John is trying to convey to his readers what the Church – also considered the bride of Christ – looks like.  He is adding some theological structure to the physical structures that are beginning to pop up.  And what than does John see as characteristics of the Church?
Let us go back to the women at the well…to the un-named, sinful, Samaritan woman who because of her out-cast status was doing her labor intense work in the middle of the day.  And what did Jesus do?  He met her where she was at and taught her.  He did not judge harshly but with love.  And that it what Church is all about –

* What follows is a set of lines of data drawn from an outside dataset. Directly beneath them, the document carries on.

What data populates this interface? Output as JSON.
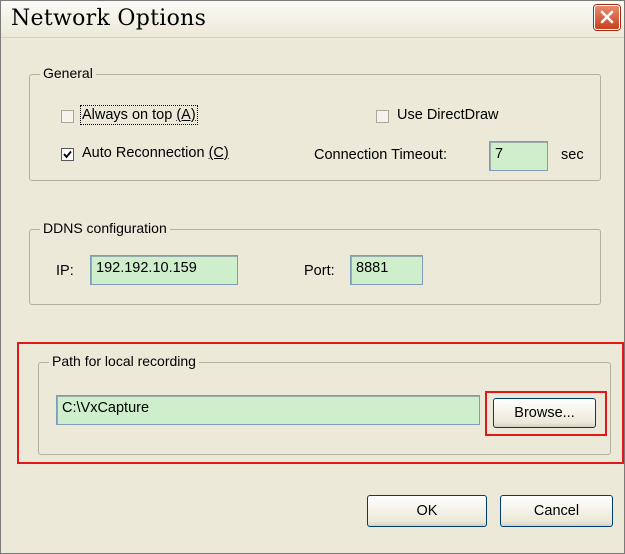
{
  "window": {
    "title": "Network Options"
  },
  "general": {
    "label": "General",
    "always_on_top": {
      "text": "Always on top ",
      "mnemonic": "(A)",
      "checked": false
    },
    "use_directdraw": {
      "label": "Use DirectDraw",
      "checked": false
    },
    "auto_reconnection": {
      "text": "Auto Reconnection ",
      "mnemonic": "(C)",
      "checked": true
    },
    "connection_timeout": {
      "label": "Connection Timeout:",
      "value": "7",
      "unit": "sec"
    }
  },
  "ddns": {
    "label": "DDNS configuration",
    "ip_label": "IP:",
    "ip_value": "192.192.10.159",
    "port_label": "Port:",
    "port_value": "8881"
  },
  "recording": {
    "label": "Path for local recording",
    "path_value": "C:\\VxCapture",
    "browse_label": "Browse..."
  },
  "buttons": {
    "ok": "OK",
    "cancel": "Cancel"
  },
  "colors": {
    "field_bg": "#cfeecc",
    "highlight": "#e01818",
    "dialog_bg": "#ece9d8"
  }
}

Church should be the one place where you can come – completely and without hesitation to be yourselves.  Church is where we meet each other – right where we are at and journey along side each other.  We don’t condemn or judge each other.  Church is a place where all should be welcomed to listen and learn about Jesus.  Church is a place where every one no matter your status outside these walls should feel safe and comfortable.  Church then is the sacred ground in which all are welcomed.  And we – like this woman – can come here full of sin, guilt, regret and shame to hear God’s word, to praise God’s name and to feel the power of God’s grace in our lives.  We like this woman can come humbly and vulnerable to this well and leave refreshed and nourished.  

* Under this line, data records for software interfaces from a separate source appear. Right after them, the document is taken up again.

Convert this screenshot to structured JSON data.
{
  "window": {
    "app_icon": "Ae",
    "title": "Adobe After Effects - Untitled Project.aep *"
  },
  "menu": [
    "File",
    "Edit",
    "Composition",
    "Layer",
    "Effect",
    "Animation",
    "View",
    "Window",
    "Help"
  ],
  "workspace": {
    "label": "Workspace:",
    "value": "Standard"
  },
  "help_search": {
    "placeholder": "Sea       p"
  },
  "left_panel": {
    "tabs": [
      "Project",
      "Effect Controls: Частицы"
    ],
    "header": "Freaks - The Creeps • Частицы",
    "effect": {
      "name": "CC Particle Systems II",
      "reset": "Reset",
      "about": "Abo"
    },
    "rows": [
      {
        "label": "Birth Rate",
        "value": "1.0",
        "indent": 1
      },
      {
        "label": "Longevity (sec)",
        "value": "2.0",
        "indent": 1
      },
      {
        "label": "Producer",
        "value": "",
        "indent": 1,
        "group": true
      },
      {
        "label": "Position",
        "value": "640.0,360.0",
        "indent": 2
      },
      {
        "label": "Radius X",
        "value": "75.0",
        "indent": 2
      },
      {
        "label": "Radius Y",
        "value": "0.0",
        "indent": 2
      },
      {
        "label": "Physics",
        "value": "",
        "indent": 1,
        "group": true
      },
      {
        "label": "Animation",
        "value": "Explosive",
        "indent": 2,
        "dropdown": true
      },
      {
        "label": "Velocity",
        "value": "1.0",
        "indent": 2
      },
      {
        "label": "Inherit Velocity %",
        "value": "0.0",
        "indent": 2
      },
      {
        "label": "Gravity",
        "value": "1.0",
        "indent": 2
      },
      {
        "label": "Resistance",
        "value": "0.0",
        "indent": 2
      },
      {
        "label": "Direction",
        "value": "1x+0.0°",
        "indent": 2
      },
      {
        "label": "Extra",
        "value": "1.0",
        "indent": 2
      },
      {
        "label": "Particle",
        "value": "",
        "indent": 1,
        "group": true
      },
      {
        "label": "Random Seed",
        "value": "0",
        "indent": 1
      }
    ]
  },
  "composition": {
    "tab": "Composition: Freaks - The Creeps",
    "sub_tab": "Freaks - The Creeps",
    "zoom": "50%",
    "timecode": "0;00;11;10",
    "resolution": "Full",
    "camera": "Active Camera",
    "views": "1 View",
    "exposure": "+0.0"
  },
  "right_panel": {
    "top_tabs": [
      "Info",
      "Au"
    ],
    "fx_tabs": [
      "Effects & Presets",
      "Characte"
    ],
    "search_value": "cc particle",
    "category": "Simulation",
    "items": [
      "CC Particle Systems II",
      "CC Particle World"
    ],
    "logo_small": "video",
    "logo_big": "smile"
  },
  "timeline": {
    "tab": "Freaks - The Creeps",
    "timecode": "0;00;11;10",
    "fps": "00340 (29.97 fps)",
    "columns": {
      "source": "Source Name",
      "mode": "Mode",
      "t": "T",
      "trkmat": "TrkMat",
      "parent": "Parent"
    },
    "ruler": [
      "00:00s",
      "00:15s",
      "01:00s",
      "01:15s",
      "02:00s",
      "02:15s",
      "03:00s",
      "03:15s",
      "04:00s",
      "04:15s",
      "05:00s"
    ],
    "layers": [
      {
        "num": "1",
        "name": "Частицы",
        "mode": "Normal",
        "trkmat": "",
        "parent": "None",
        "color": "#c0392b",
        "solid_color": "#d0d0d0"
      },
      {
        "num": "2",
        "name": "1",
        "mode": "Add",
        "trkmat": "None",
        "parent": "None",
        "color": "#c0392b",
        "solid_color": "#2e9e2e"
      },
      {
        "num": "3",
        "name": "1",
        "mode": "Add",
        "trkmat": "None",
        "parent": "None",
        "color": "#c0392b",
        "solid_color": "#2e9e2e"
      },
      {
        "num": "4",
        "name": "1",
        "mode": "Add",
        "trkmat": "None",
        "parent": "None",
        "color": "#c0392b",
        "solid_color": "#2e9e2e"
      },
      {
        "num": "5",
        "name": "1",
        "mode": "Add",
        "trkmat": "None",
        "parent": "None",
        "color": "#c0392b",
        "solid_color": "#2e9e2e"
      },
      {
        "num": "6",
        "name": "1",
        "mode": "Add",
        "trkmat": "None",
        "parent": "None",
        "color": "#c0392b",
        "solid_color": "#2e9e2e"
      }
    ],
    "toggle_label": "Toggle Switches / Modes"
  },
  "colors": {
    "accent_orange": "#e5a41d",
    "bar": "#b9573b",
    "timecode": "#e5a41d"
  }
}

The Church's purpose then is to meet people, where they are at – allowing room for each person to be themselves; and through worship and education begin to accept God’s grace for yourselves.  A place where you can learn to follow Christ and allow yourself to be filled and nourished spiritually so that you can like the woman at the well leave here excited to share your belief to others, spreading God’s amazing message and encouraging others to join us in this wondrous space where all are welcome – whoever you are, wherever you are at, you are welcomed to worship in God’s church.  And we hope that through worship, song and prayer each and every person feels the amazing life that God has given to them and is empowered, nourished and excited to go out into the world.  Let us together strive to be a place that leaves space for each person to be their own, where judgment is left outside the doors and where each person humbly and vulnerable can be spiritual refreshed and nourished.  Let us be the well of the living Christ and open ourselves up to the weary meeting them where they are at to teach and learn about Christ, spreading God’s message of grace and building this church with excitement.